Monday 5 August 2013

Beer Tasting: Strawman Saison

I recently tried my first beer from Strawman, a small brewery based in Hackney, just off the northeast corner of London Fields. This beer was the Strawman Saison. First of all, any brewery that launches with a saison as one of their first beers is pretty damn OK in my book (so long as they do it well, of course). Thankfully, Strawman did an exceptional job on their low ABV interpretation of the saison style. At a mere 3.9% ABV, this beer punches well above its weight class. It pours hazy yellow and strongly effervescent with a large, frothy white head; it looks great - just check out the photo to the right, yeah? The aroma holds dry, pale malts, dry dough, some spicy yeast and hints of banana. Lightly sweet, the flavor brings further dry but somewhat doughy pale malts, touches of orange merengue and mellow bitter straw. It's light bodied with lively, massaging carbonation. The finish is fairly dry with some sweet, dry and mildly doughy pale malts, the faintest hints of tangy lemon and low bitterness. Very clean, very refreshing. Overall it is quite a solid saison. And to do it all while keeping the ABV at 3.9% is indeed impressive. I am excited by this new brewery. (Score: 4.1/5.0)

Beer Tasting: Pressure Drop Fashion IPA

On this rainy Monday evening I tried Pressure Drop's Fashion IPA. The beer pours cloudy, amber-brown with a lasting, frothy off-white head. The aroma holds lots of brown bread, ripe orange, pine and subtle toffee. The flavor is medium sweet with more bready malts, toasted sugars, moderate alcohol boost, some further ripe and slightly dried citrus fruits, touches of toffee and brown sugar. It's medium bodied with fine, massaging carbonation. The finish has light warmth and hints of pine resins, some rindy bitterness, soft earth, more brown bread and a bit of dry toffee. All in all it’s quite tasty stuff, if not especially clean and in the style of paler IPAs. I've had a range of the Pale Fire American pale ales from Pressure Drop, which were all fairly true to style, so it's interesting to try an IPA from them that, I would say, is a bit more adventurous. (Score: 3.5/5.0)

Sunday 4 August 2013

Beer Tasting: Partizan Barrel Aged FES
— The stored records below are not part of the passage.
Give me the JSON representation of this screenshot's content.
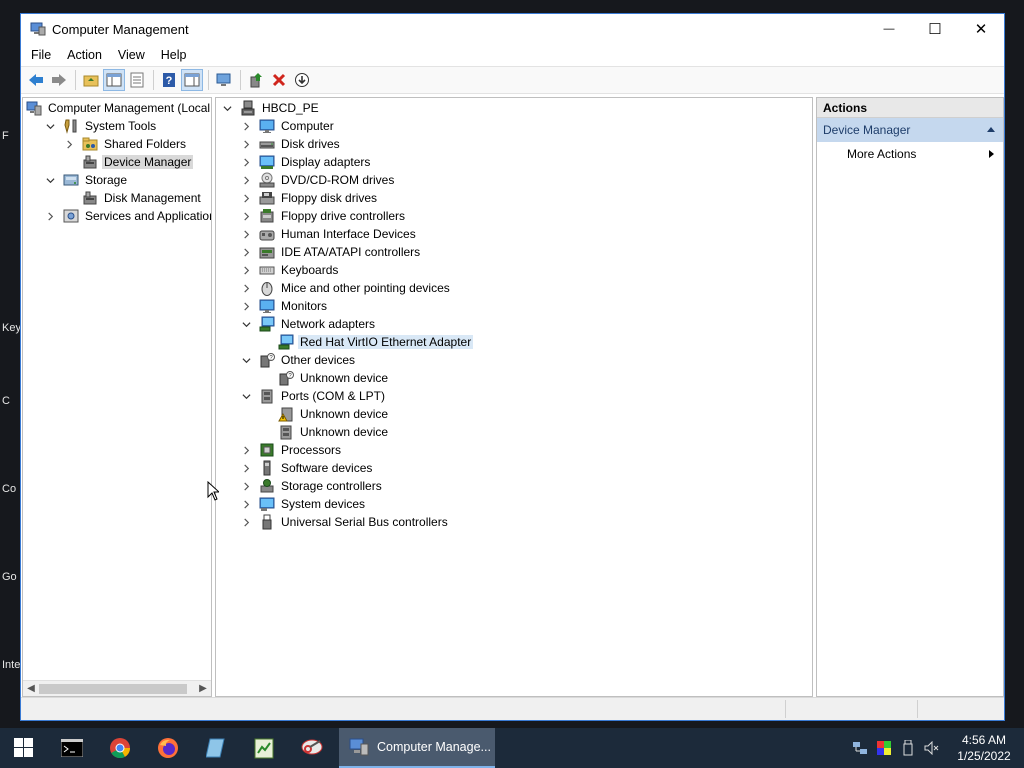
{
  "desktop": {
    "hints": [
      "F",
      "Key",
      "C",
      "Co",
      "Go",
      "Inte"
    ]
  },
  "window": {
    "title": "Computer Management",
    "controls": {
      "minimize": "—",
      "maximize": "☐",
      "close": "✕"
    }
  },
  "menu": [
    "File",
    "Action",
    "View",
    "Help"
  ],
  "left_tree": {
    "items": [
      {
        "label": "Computer Management (Local",
        "depth": 0,
        "expander": "none",
        "icon": "computer-management-icon"
      },
      {
        "label": "System Tools",
        "depth": 1,
        "expander": "open",
        "icon": "system-tools-icon"
      },
      {
        "label": "Shared Folders",
        "depth": 2,
        "expander": "closed",
        "icon": "shared-folders-icon"
      },
      {
        "label": "Device Manager",
        "depth": 2,
        "expander": "none",
        "icon": "device-manager-icon",
        "selected": true
      },
      {
        "label": "Storage",
        "depth": 1,
        "expander": "open",
        "icon": "storage-icon"
      },
      {
        "label": "Disk Management",
        "depth": 2,
        "expander": "none",
        "icon": "disk-management-icon"
      },
      {
        "label": "Services and Applications",
        "depth": 1,
        "expander": "closed",
        "icon": "services-icon"
      }
    ]
  },
  "device_tree": {
    "items": [
      {
        "label": "HBCD_PE",
        "depth": 0,
        "expander": "open",
        "icon": "computer-root-icon"
      },
      {
        "label": "Computer",
        "depth": 1,
        "expander": "closed",
        "icon": "monitor-icon"
      },
      {
        "label": "Disk drives",
        "depth": 1,
        "expander": "closed",
        "icon": "disk-drive-icon"
      },
      {
        "label": "Display adapters",
        "depth": 1,
        "expander": "closed",
        "icon": "display-adapter-icon"
      },
      {
        "label": "DVD/CD-ROM drives",
        "depth": 1,
        "expander": "closed",
        "icon": "dvd-drive-icon"
      },
      {
        "label": "Floppy disk drives",
        "depth": 1,
        "expander": "closed",
        "icon": "floppy-disk-icon"
      },
      {
        "label": "Floppy drive controllers",
        "depth": 1,
        "expander": "closed",
        "icon": "floppy-controller-icon"
      },
      {
        "label": "Human Interface Devices",
        "depth": 1,
        "expander": "closed",
        "icon": "hid-icon"
      },
      {
        "label": "IDE ATA/ATAPI controllers",
        "depth": 1,
        "expander": "closed",
        "icon": "ide-controller-icon"
      },
      {
        "label": "Keyboards",
        "depth": 1,
        "expander": "closed",
        "icon": "keyboard-icon"
      },
      {
        "label": "Mice and other pointing devices",
        "depth": 1,
        "expander": "closed",
        "icon": "mouse-icon"
      },
      {
        "label": "Monitors",
        "depth": 1,
        "expander": "closed",
        "icon": "monitor-icon"
      },
      {
        "label": "Network adapters",
        "depth": 1,
        "expander": "open",
        "icon": "network-adapter-icon"
      },
      {
        "label": "Red Hat VirtIO Ethernet Adapter",
        "depth": 2,
        "expander": "none",
        "icon": "network-adapter-icon",
        "selected": true
      },
      {
        "label": "Other devices",
        "depth": 1,
        "expander": "open",
        "icon": "other-devices-icon"
      },
      {
        "label": "Unknown device",
        "depth": 2,
        "expander": "none",
        "icon": "unknown-device-icon"
      },
      {
        "label": "Ports (COM & LPT)",
        "depth": 1,
        "expander": "open",
        "icon": "port-icon"
      },
      {
        "label": "Unknown device",
        "depth": 2,
        "expander": "none",
        "icon": "warning-device-icon"
      },
      {
        "label": "Unknown device",
        "depth": 2,
        "expander": "none",
        "icon": "port-icon"
      },
      {
        "label": "Processors",
        "depth": 1,
        "expander": "closed",
        "icon": "processor-icon"
      },
      {
        "label": "Software devices",
        "depth": 1,
        "expander": "closed",
        "icon": "software-device-icon"
      },
      {
        "label": "Storage controllers",
        "depth": 1,
        "expander": "closed",
        "icon": "storage-controller-icon"
      },
      {
        "label": "System devices",
        "depth": 1,
        "expander": "closed",
        "icon": "system-device-icon"
      },
      {
        "label": "Universal Serial Bus controllers",
        "depth": 1,
        "expander": "closed",
        "icon": "usb-icon"
      }
    ]
  },
  "actions": {
    "header": "Actions",
    "section": "Device Manager",
    "more": "More Actions"
  },
  "taskbar": {
    "active_task": "Computer Manage...",
    "time": "4:56 AM",
    "date": "1/25/2022"
  },
  "colors": {
    "selection": "#d9e8f6",
    "actions_section": "#c5d8ee",
    "taskbar": "#1c2a3a"
  }
}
I recently tried Partizan's Barrel Aged FES (Foreign Export Stout). This is the first barrel aged beer Partizan has put out so far. The beer debuted at the Haand Beer Festival in Drammen, Norway in late May before going on sale down in Bermondsey in mid June. The beer pours deep, brown-black with a strong, frothy beige head. Lightly charred, somewhat ashy roasted malts abound in the aroma, with a bit of cocoa and earth as well. The flavor is medium sweet with lots of rich, dark chocolate, sturdy roasted malts, subtle dried dark fruits, ash, chocolate-covered cherries, burnt wood and burnt marshmallows. It's medium to full bodied with fine, creamy carbonation. There is moderate alcohol warmth in the finish, further dark chocolate, mild bittersweet baking cocoa, a bit of torched barrel, mellow earthy bitterness and burnt sugars. It's great stuff overall. The nuances imparted from the barrel are subtle - a successful outcome from barrel aging, in my book. Some barrel aged beers can be completely dominated by the barrel in which they were aged, leaving little character of the base beer behind; that is not the case here. I wouldn't say I like this beer any more or any less than the original beer. This iteration has perhaps a bit more bitter, burnt wood and slightly more muted, rounded sweetness, but the overall character is similar. Bottom line,  it's nicely balanced and quite drinkable, especially for the alcohol level and intensity of flavors. (Score: 4.1/5.0)